So the Bonty RaceXLite clinchers are the third fastest clinchers out there, which makes me feel a little gear-whorish, only because “it’s not about the bike.” But, when the difference between RaceXLite Pros (MSRP $64.99) and the Bontrager Sports (basic tire, $12.99) are the price and nearly 10 watts per wheel, well… I’ll take it.
Go figure, with the recent rain/traffic/weather, there is an influx of gravel on the roads up here, and I’ve already successfully got a small gash on one of my brand new tires. Luckily, it doesn’t appear to be spreading… But I am keeping an eye on it. Plus, the tires at least appear to be non-directional, and since my front wheel was on backwards (my roommate is a roadie/bike mechanic), I just flipped the wheel and now the gash will likely stay put for sure.

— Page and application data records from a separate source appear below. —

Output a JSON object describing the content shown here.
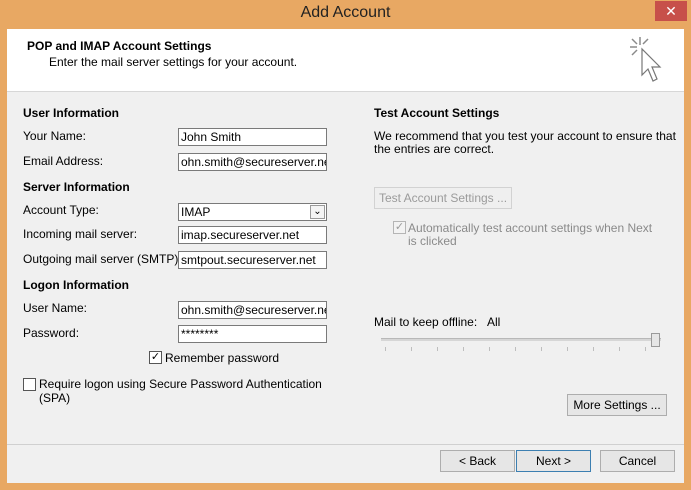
{
  "window": {
    "title": "Add Account",
    "close_glyph": "✕"
  },
  "header": {
    "title": "POP and IMAP Account Settings",
    "subtitle": "Enter the mail server settings for your account.",
    "icon": "wizard-cursor-icon"
  },
  "user_info": {
    "section": "User Information",
    "name_label": "Your Name:",
    "name_value": "John Smith",
    "email_label": "Email Address:",
    "email_value": "ohn.smith@secureserver.net"
  },
  "server_info": {
    "section": "Server Information",
    "account_type_label": "Account Type:",
    "account_type_value": "IMAP",
    "incoming_label": "Incoming mail server:",
    "incoming_value": "imap.secureserver.net",
    "outgoing_label": "Outgoing mail server (SMTP):",
    "outgoing_value": "smtpout.secureserver.net"
  },
  "logon_info": {
    "section": "Logon Information",
    "username_label": "User Name:",
    "username_value": "ohn.smith@secureserver.net",
    "password_label": "Password:",
    "password_value": "********",
    "remember_label": "Remember password",
    "remember_checked": true,
    "spa_label_line1": "Require logon using Secure Password Authentication",
    "spa_label_line2": "(SPA)",
    "spa_checked": false
  },
  "test_settings": {
    "section": "Test Account Settings",
    "desc_line1": "We recommend that you test your account to ensure that",
    "desc_line2": "the entries are correct.",
    "test_button": "Test Account Settings ...",
    "auto_test_line1": "Automatically test account settings when Next",
    "auto_test_line2": "is clicked",
    "auto_test_checked": true
  },
  "offline": {
    "label": "Mail to keep offline:",
    "value": "All",
    "level": 1.0
  },
  "buttons": {
    "more_settings": "More Settings ...",
    "back": "< Back",
    "next": "Next >",
    "cancel": "Cancel"
  }
}
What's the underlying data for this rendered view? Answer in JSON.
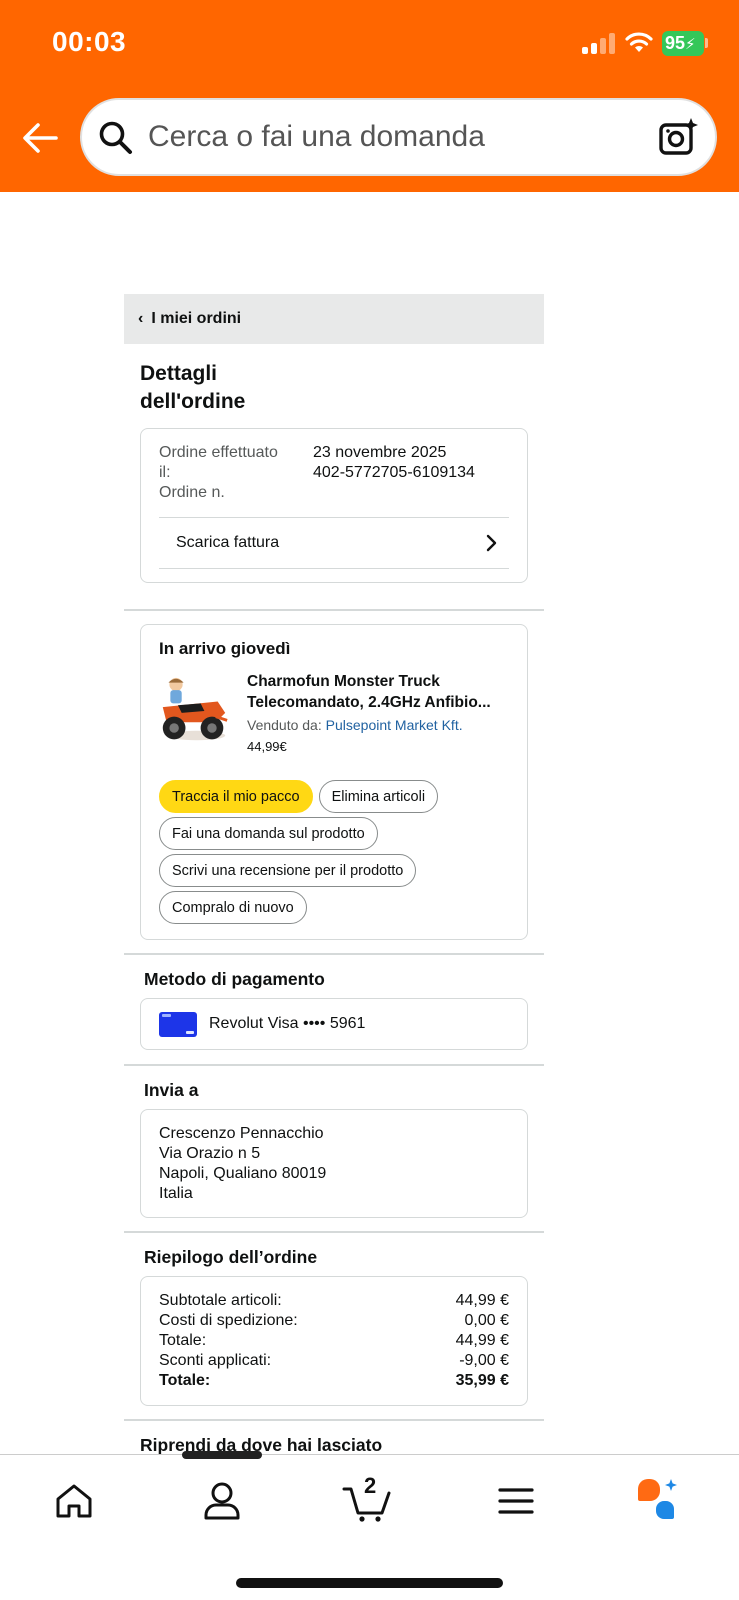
{
  "status_bar": {
    "time": "00:03",
    "battery": "95"
  },
  "search": {
    "placeholder": "Cerca o fai una domanda"
  },
  "breadcrumb": {
    "label": "I miei ordini"
  },
  "page": {
    "title_line1": "Dettagli",
    "title_line2": "dell'ordine"
  },
  "order_info": {
    "placed_label_line1": "Ordine effettuato",
    "placed_label_line2": "il:",
    "order_no_label": "Ordine n.",
    "placed_value": "23 novembre 2025",
    "order_no_value": "402-5772705-6109134",
    "invoice_label": "Scarica fattura"
  },
  "shipment": {
    "title": "In arrivo giovedì",
    "product_name_line1": "Charmofun Monster Truck",
    "product_name_line2": "Telecomandato, 2.4GHz Anfibio...",
    "seller_prefix": "Venduto da:",
    "seller_name": "Pulsepoint Market Kft.",
    "price": "44,99€",
    "actions": {
      "track": "Traccia il mio pacco",
      "delete": "Elimina articoli",
      "ask": "Fai una domanda sul prodotto",
      "review": "Scrivi una recensione per il prodotto",
      "buy_again": "Compralo di nuovo"
    }
  },
  "payment": {
    "title": "Metodo di pagamento",
    "method": "Revolut Visa •••• 5961"
  },
  "shipping": {
    "title": "Invia a",
    "name": "Crescenzo Pennacchio",
    "street": "Via Orazio n 5",
    "city": "Napoli, Qualiano 80019",
    "country": "Italia"
  },
  "summary": {
    "title": "Riepilogo dell’ordine",
    "rows": [
      {
        "label": "Subtotale articoli:",
        "value": "44,99 €"
      },
      {
        "label": "Costi di spedizione:",
        "value": "0,00 €"
      },
      {
        "label": "Totale:",
        "value": "44,99 €"
      },
      {
        "label": "Sconti applicati:",
        "value": "-9,00 €"
      },
      {
        "label": "Totale:",
        "value": "35,99 €"
      }
    ]
  },
  "resume": {
    "title": "Riprendi da dove hai lasciato"
  },
  "nav": {
    "cart_count": "2"
  },
  "colors": {
    "header": "#ff6600",
    "primary_button": "#ffd814",
    "link": "#2162a1",
    "card": "#1d35e8"
  },
  "icons": [
    "back-arrow-icon",
    "search-icon",
    "camera-sparkle-icon",
    "home-icon",
    "account-icon",
    "cart-icon",
    "menu-icon",
    "rufus-assistant-icon"
  ]
}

Tweaking is pretty much done, and I only have two more key workouts before the big dance. I am excited to race the FullRev at Rev3, and the more I think about it, the more excited I am. There’s less pressure, since I’ve already experienced the distance a year ago. But then again, there’s more expectation, because since I now know what to expect, I can at least ponder ways of how to improve. I’ve worked on my swimming more. I have focused more on intensity on the bike. My run is stronger than last year. I am excited to see what will happen, how the day will unfold.
And I am risking things more this year than last (eg. by running faster but less puncture-resistance tires, by having a more aggressive position on the bike, and by not racing with an aero drink bottle- I’ll be using regular caged bottles instead). I’ve raced more this season, I’ve traveled more to both race and spectate, I’ve been reminded of the joys of the word Team, and I’ve been more involved in the sport than I ever thought I would be. Each day, I have come to love the swim-bike-run more and more. Am I a triathlete? You betcha.